One thing to note is that China has won 50% or more medals 9 times since 1996, 8 of those in table tennis and badminton. The IOC has discussed eliminating women’s ice hockey because of the dominance of Canada and the United States, and it did eliminate women’s softball, one reason given was that the USA women were so far ahead of their competition. And it cut back on the number of swimmers that can compete in any event because of multiple USA medal sweeps back in the 1960s and 70s (note what the USA did in 1964-68 above). Will the IOC ever have similar discussions concerning table tennis and badminton because China is so far ahead of their competition?

Dutch Speed Skating Dominance

The Netherlands has now won 19 of 27 available speed skating medals. There are 3 events left (women’s 5K and both team pursuits), so there will be 36 medals given out in Sochi for speed skating. The Netherlands has won 70.4% of the medals available for speed skating to date, and if they fail to win any of the final 9 medals (dream on), they will still win 52.8% of all the speed skating medals.

How does this rank at the Winter Olympics? Well, it trails a few performances, but those were in early Games, and usually in sports with only 1 to 3 events available for a nation. Looking at the list below for all nations winning 2/3rds or more of a sports medals at one Winter Olympics, the Netherlands performance is really incomparable. Only the German Democratic Republic’s (East Germany) winning 8 of 9 luge medals in 1972 is in the class, but that is only in 3 events. Finland’s winning 8 of 12 cross-country medals in 1952 is the most comparable, but that is still in only 4 events.

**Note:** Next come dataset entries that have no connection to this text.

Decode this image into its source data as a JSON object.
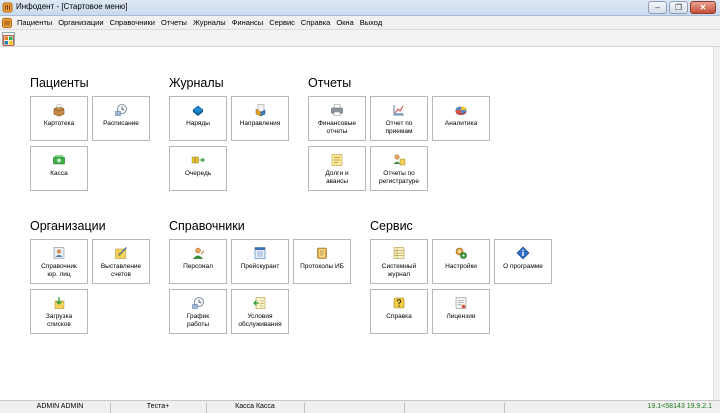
{
  "window": {
    "title": "Инфодент - [Стартовое меню]",
    "minimize_glyph": "–",
    "restore_glyph": "❐",
    "close_glyph": "✕"
  },
  "menubar": {
    "items": [
      "Пациенты",
      "Организации",
      "Справочники",
      "Отчеты",
      "Журналы",
      "Финансы",
      "Сервис",
      "Справка",
      "Окна",
      "Выход"
    ]
  },
  "sections": {
    "patients": {
      "title": "Пациенты",
      "tiles": [
        {
          "label": "Картотека",
          "icon": "card-index-icon"
        },
        {
          "label": "Расписание",
          "icon": "schedule-clock-icon"
        },
        {
          "label": "Касса",
          "icon": "cash-register-icon"
        }
      ]
    },
    "journals": {
      "title": "Журналы",
      "tiles": [
        {
          "label": "Наряды",
          "icon": "work-order-book-icon"
        },
        {
          "label": "Направления",
          "icon": "referrals-icon"
        },
        {
          "label": "Очередь",
          "icon": "queue-icon"
        }
      ]
    },
    "reports": {
      "title": "Отчеты",
      "tiles": [
        {
          "label": "Финансовые\nотчеты",
          "icon": "printer-icon"
        },
        {
          "label": "Отчет по\nприемам",
          "icon": "appointments-report-icon"
        },
        {
          "label": "Аналитика",
          "icon": "pie-chart-icon"
        },
        {
          "label": "Долги и\nавансы",
          "icon": "debts-icon"
        },
        {
          "label": "Отчеты по\nрегистратуре",
          "icon": "registry-report-icon"
        }
      ]
    },
    "organizations": {
      "title": "Организации",
      "tiles": [
        {
          "label": "Справочник\nюр. лиц",
          "icon": "legal-entities-icon"
        },
        {
          "label": "Выставление\nсчетов",
          "icon": "invoice-icon"
        },
        {
          "label": "Загрузка\nсписков",
          "icon": "upload-lists-icon"
        }
      ]
    },
    "references": {
      "title": "Справочники",
      "tiles": [
        {
          "label": "Персонал",
          "icon": "staff-icon"
        },
        {
          "label": "Прейскурант",
          "icon": "price-list-icon"
        },
        {
          "label": "Протоколы ИБ",
          "icon": "protocols-icon"
        },
        {
          "label": "График\nработы",
          "icon": "work-schedule-icon"
        },
        {
          "label": "Условия\nобслуживания",
          "icon": "service-terms-icon"
        }
      ]
    },
    "service": {
      "title": "Сервис",
      "tiles": [
        {
          "label": "Системный\nжурнал",
          "icon": "system-log-icon"
        },
        {
          "label": "Настройки",
          "icon": "settings-gear-icon"
        },
        {
          "label": "О программе",
          "icon": "info-icon"
        },
        {
          "label": "Справка",
          "icon": "help-icon"
        },
        {
          "label": "Лицензии",
          "icon": "license-icon"
        }
      ]
    }
  },
  "statusbar": {
    "user": "ADMIN ADMIN",
    "database": "Теста+",
    "cashbox": "Касса Касса",
    "version": "19.1<58143 19.9.2.1"
  }
}
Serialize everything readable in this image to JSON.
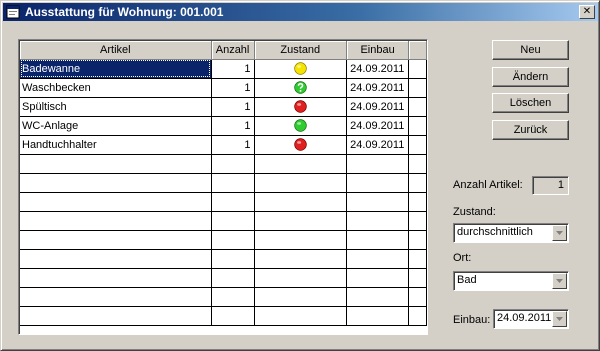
{
  "window": {
    "title": "Ausstattung für Wohnung:  001.001",
    "close_glyph": "✕"
  },
  "grid": {
    "columns": [
      "Artikel",
      "Anzahl",
      "Zustand",
      "Einbau"
    ],
    "rows": [
      {
        "artikel": "Badewanne",
        "anzahl": "1",
        "zustand": "yellow",
        "einbau": "24.09.2011"
      },
      {
        "artikel": "Waschbecken",
        "anzahl": "1",
        "zustand": "question",
        "einbau": "24.09.2011"
      },
      {
        "artikel": "Spültisch",
        "anzahl": "1",
        "zustand": "red",
        "einbau": "24.09.2011"
      },
      {
        "artikel": "WC-Anlage",
        "anzahl": "1",
        "zustand": "green",
        "einbau": "24.09.2011"
      },
      {
        "artikel": "Handtuchhalter",
        "anzahl": "1",
        "zustand": "red",
        "einbau": "24.09.2011"
      }
    ],
    "selected_row": 0
  },
  "buttons": {
    "neu": "Neu",
    "aendern": "Ändern",
    "loeschen": "Löschen",
    "zurueck": "Zurück"
  },
  "details": {
    "anzahl_label": "Anzahl Artikel:",
    "anzahl_value": "1",
    "zustand_label": "Zustand:",
    "zustand_value": "durchschnittlich",
    "ort_label": "Ort:",
    "ort_value": "Bad",
    "einbau_label": "Einbau:",
    "einbau_value": "24.09.2011"
  },
  "colors": {
    "titlebar": "#0a246a",
    "selection": "#0a246a",
    "status_yellow": "#f5e400",
    "status_green": "#2ecc2e",
    "status_red": "#e02020"
  }
}
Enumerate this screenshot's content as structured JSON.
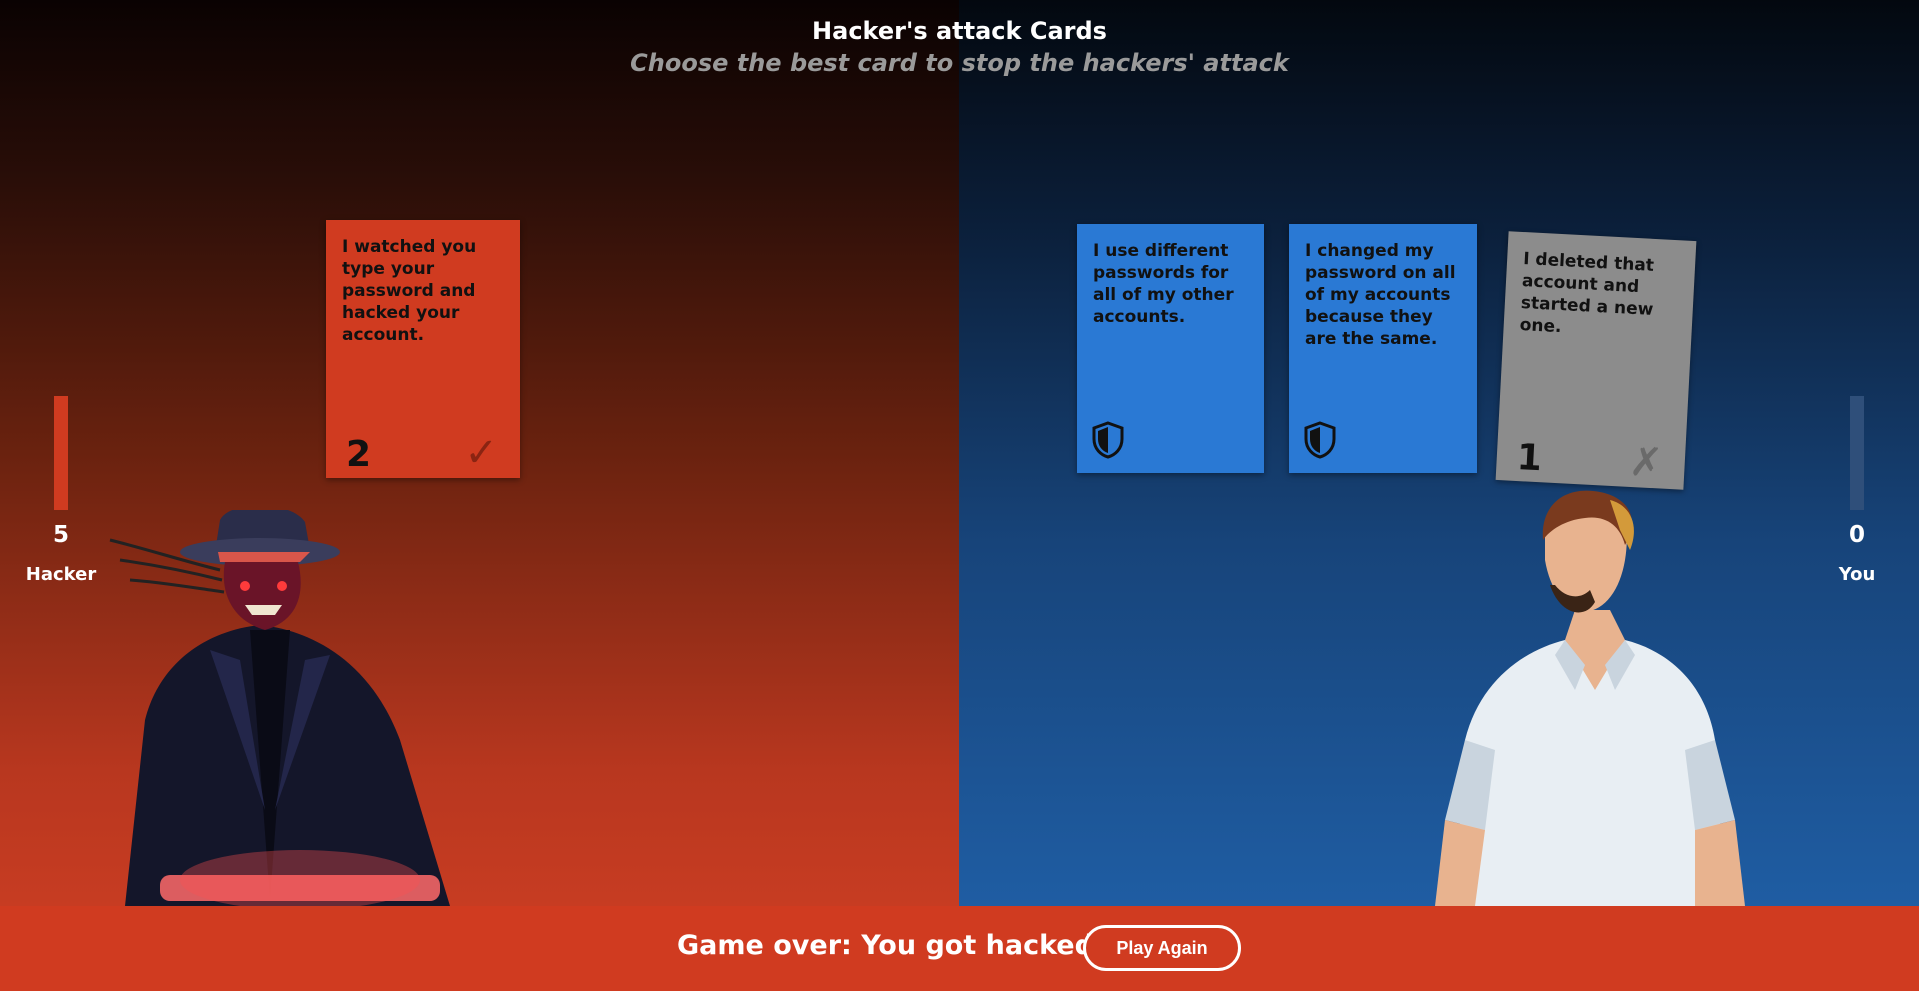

Nordic Combined,1924,NOR,3,3,100.0%

Nordic Combined,1928,NOR,3,3,100.0%

Nordic Combined,1932,NOR,3,3,100.0%

Ski Jumping,1932,NOR,3,3,100.0%

Nordic Combined,1936,NOR,3,3,100.0%

Ski Jumping,1948,NOR,3,3,100.0%


Cross-Country Skiing,1924,NOR,5,6,83.3%


Cross-Country Skiing,1952,FIN,8,12,66.7%

Cross-Country Skiing,1948,SWE,6,9,66.7%



Alpine Skiing,1936,GER,4,6,66.7%

Ski Jumping,1964,NOR,4,6,66.7%



Ski Jumping,1924,NOR,2,3,66.7%



Ski Jumping,1928,NOR,2,3,66.7%

Ski Jumping,1936,NOR,2,3,66.7%

Nordic Combined,1948,FIN,2,3,66.7%

Nordic Combined,1952,NOR,2,3,66.7%

Ski Jumping,1952,NOR,2,3,66.7%

Ski Jumping,1956,FIN,2,3,66.7%


Nordic Combined,1972,GDR,2,3,66.7%

Nordic Combined,1976,GDR,2,3,66.7%

Nordic Combined,1980,GDR,2,3,66.7%

Nordic Combined,1984,FIN,2,3,66.7%